When working with you to determine the listing price for your home, your agent will look at the recent sales in your geographical region, as well as market trends. For example, have home sale prices been increasing over the past few years? Are there more buyers looking for homes right now than there are homes on the market? Trends like these, that indicate a “seller’s advantage,” will mean a higher asking price for your home.
Home-selling season traditionally begins in early March, with the start of Spring. But, serious buyers shop for homes all year (apart from the holiday season between Thanksgiving and the end of the year).
Depending on how many homes are on the market in your area, you may want to take advantage of the home-selling season when the weather is warm and when more buyers are eager to get outside and visit an open house.
The fewer homes on the market, the lower your competition for attracting a buyer. So, work with your agent to determine the best time to list.
How market-ready your home is when you list it makes a big difference in the value a buyer will see in it, and the offer they will eventually make. Find 4 tips for preparing your home for sale here.
Time on Market
The most successful home sales happen within 2 or 3 weeks of listing. After that, enthusiasm for a new listing drops, as do offers. Make the most of this window by pricing your home accurately. Work with your agent to determine the right listing price.
Some agents may recommend a very high listing price at the outset as a way of securing your business, only to reduce it later after your home has been on the market for some time. This is a strategy called “buying a listing,” and can work to your disadvantage in the long run.

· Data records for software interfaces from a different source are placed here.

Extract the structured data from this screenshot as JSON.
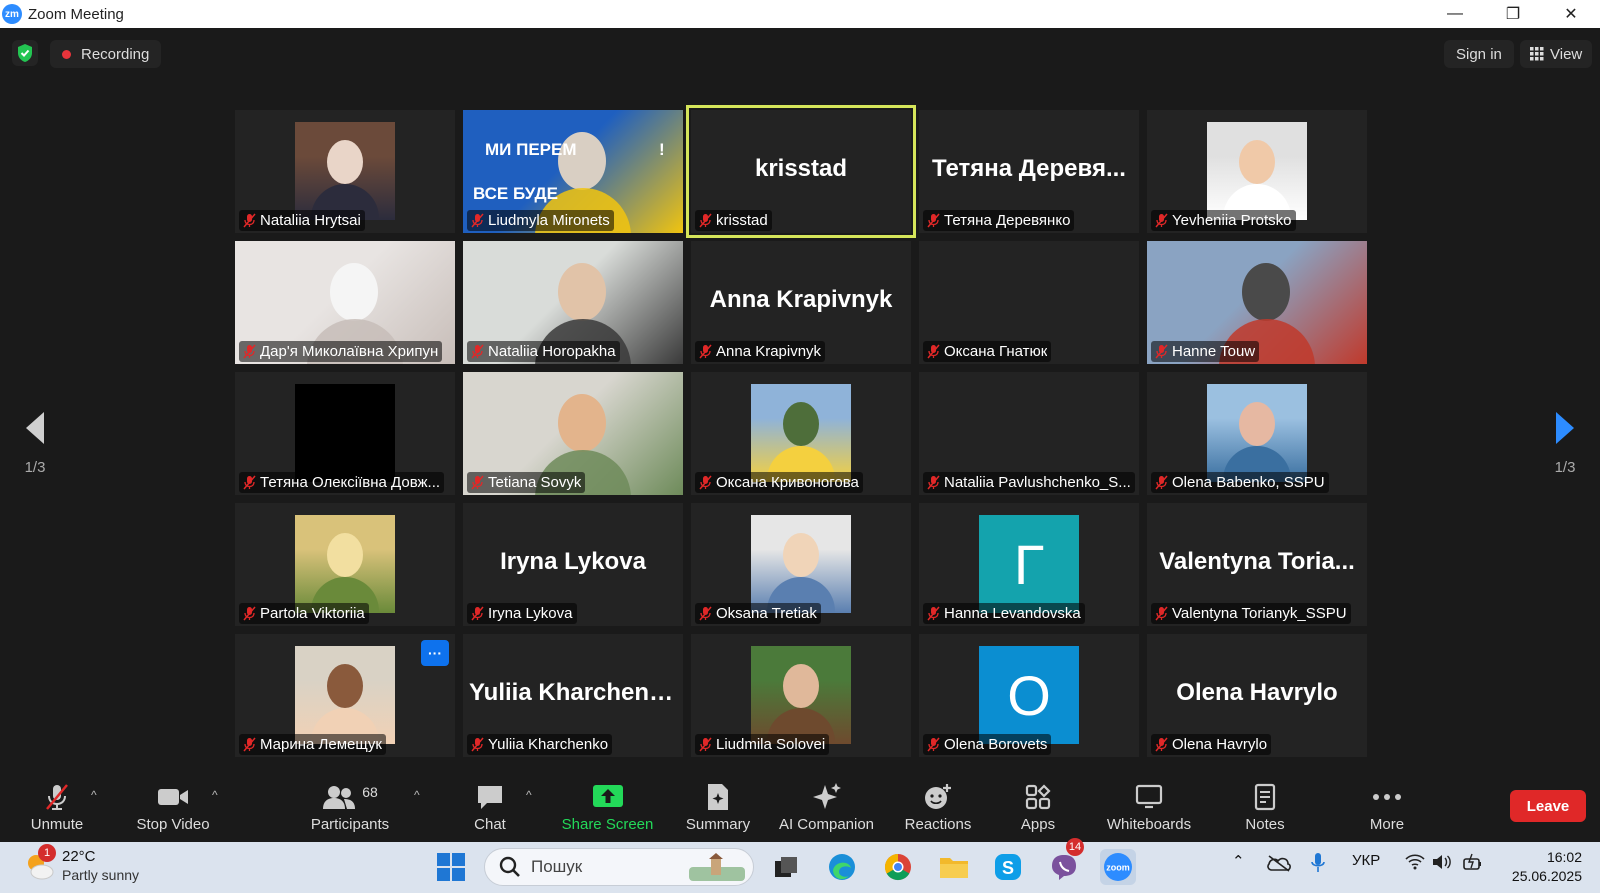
{
  "window": {
    "logo_text": "zm",
    "title": "Zoom Meeting",
    "controls": {
      "minimize": "—",
      "restore": "❐",
      "close": "✕"
    }
  },
  "topbar": {
    "recording_label": "Recording",
    "sign_in_label": "Sign in",
    "view_label": "View"
  },
  "grid": {
    "tiles": [
      {
        "name": "Nataliia Hrytsai",
        "type": "avatar-photo",
        "colors": [
          "#6b4a3a",
          "#e9d5c8",
          "#2c2c3c"
        ]
      },
      {
        "name": "Liudmyla Mironets",
        "type": "full-video",
        "banner_line1": "МИ ПЕРЕМ",
        "banner_line2": "ВСЕ БУДЕ",
        "banner_mark": "!",
        "colors": [
          "#1f5fbf",
          "#f1c40f",
          "#d9cfc3"
        ]
      },
      {
        "name": "krisstad",
        "type": "name-only",
        "big": "krisstad",
        "active": true
      },
      {
        "name": "Тетяна Деревянко",
        "type": "name-only",
        "big": "Тетяна Деревя..."
      },
      {
        "name": "Yevheniia Protsko",
        "type": "avatar-photo",
        "colors": [
          "#e0e0e0",
          "#f0c9a8",
          "#ffffff"
        ]
      },
      {
        "name": "Дар'я Миколаївна Хрипун",
        "type": "full-video",
        "colors": [
          "#e8e4e2",
          "#c7bdb8",
          "#f5f5f5"
        ]
      },
      {
        "name": "Nataliia Horopakha",
        "type": "full-video",
        "colors": [
          "#d9dcd9",
          "#3a3a3a",
          "#e1c3a8"
        ]
      },
      {
        "name": "Anna Krapivnyk",
        "type": "name-only",
        "big": "Anna Krapivnyk"
      },
      {
        "name": "Оксана Гнатюк",
        "type": "empty"
      },
      {
        "name": "Hanne Touw",
        "type": "full-video",
        "colors": [
          "#8aa3c2",
          "#c0392b",
          "#4a4a4a"
        ]
      },
      {
        "name": "Тетяна Олексіївна Довж...",
        "type": "avatar-black"
      },
      {
        "name": "Tetiana Sovyk",
        "type": "full-video",
        "colors": [
          "#d8d6cf",
          "#6e8b5a",
          "#e3b48c"
        ]
      },
      {
        "name": "Оксана Кривоногова",
        "type": "avatar-photo",
        "colors": [
          "#8fb3d9",
          "#4e6e3a",
          "#f4d03f"
        ]
      },
      {
        "name": "Nataliia Pavlushchenko_S...",
        "type": "empty"
      },
      {
        "name": "Olena Babenko, SSPU",
        "type": "avatar-photo",
        "colors": [
          "#9bc0e0",
          "#e6b8a2",
          "#3a6fa0"
        ]
      },
      {
        "name": "Partola Viktoriia",
        "type": "avatar-photo",
        "colors": [
          "#d9c27a",
          "#f2dfa0",
          "#6a8a3a"
        ]
      },
      {
        "name": "Iryna Lykova",
        "type": "name-only",
        "big": "Iryna Lykova"
      },
      {
        "name": "Oksana Tretiak",
        "type": "avatar-photo",
        "colors": [
          "#e6e6e6",
          "#f0d4b8",
          "#5a7fb0"
        ]
      },
      {
        "name": "Hanna Levandovska",
        "type": "avatar-letter",
        "letter": "Г",
        "color": "#14a3ad"
      },
      {
        "name": "Valentyna Torianyk_SSPU",
        "type": "name-only",
        "big": "Valentyna  Toria..."
      },
      {
        "name": "Марина Лемещук",
        "type": "avatar-photo",
        "dots": "···",
        "colors": [
          "#d9d2c5",
          "#8a5a3c",
          "#f1d1b5"
        ]
      },
      {
        "name": "Yuliia Kharchenko",
        "type": "name-only",
        "big": "Yuliia Kharchenko"
      },
      {
        "name": "Liudmila Solovei",
        "type": "avatar-photo",
        "colors": [
          "#4b7a3a",
          "#e0b89a",
          "#6e4a2e"
        ]
      },
      {
        "name": "Olena Borovets",
        "type": "avatar-letter",
        "letter": "O",
        "color": "#0b8ed1"
      },
      {
        "name": "Olena Havrylo",
        "type": "name-only",
        "big": "Olena Havrylo"
      }
    ]
  },
  "pager": {
    "left": "1/3",
    "right": "1/3"
  },
  "toolbar": {
    "unmute": "Unmute",
    "stop_video": "Stop Video",
    "participants": "Participants",
    "participants_count": "68",
    "chat": "Chat",
    "share_screen": "Share Screen",
    "summary": "Summary",
    "ai_companion": "AI Companion",
    "reactions": "Reactions",
    "apps": "Apps",
    "whiteboards": "Whiteboards",
    "notes": "Notes",
    "more": "More",
    "leave": "Leave"
  },
  "taskbar": {
    "weather_temp": "22°C",
    "weather_cond": "Partly sunny",
    "weather_badge": "1",
    "search_placeholder": "Пошук",
    "viber_badge": "14",
    "language": "УКР",
    "time": "16:02",
    "date": "25.06.2025"
  },
  "colors": {
    "accent_blue": "#0e72ed",
    "active_speaker": "#d5e55a",
    "mic_off_red": "#e02828",
    "share_green": "#23d959",
    "leave_red": "#e02828"
  }
}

Remember, the longer your home has been on the market, the more price reductions you may have to make. And, once buyers view a home that they consider overpriced it is harder to encourage them to come back and view it a second time, even if it priced lower. The right agent will use data and research to price your home at a value that is right for you and your buyer.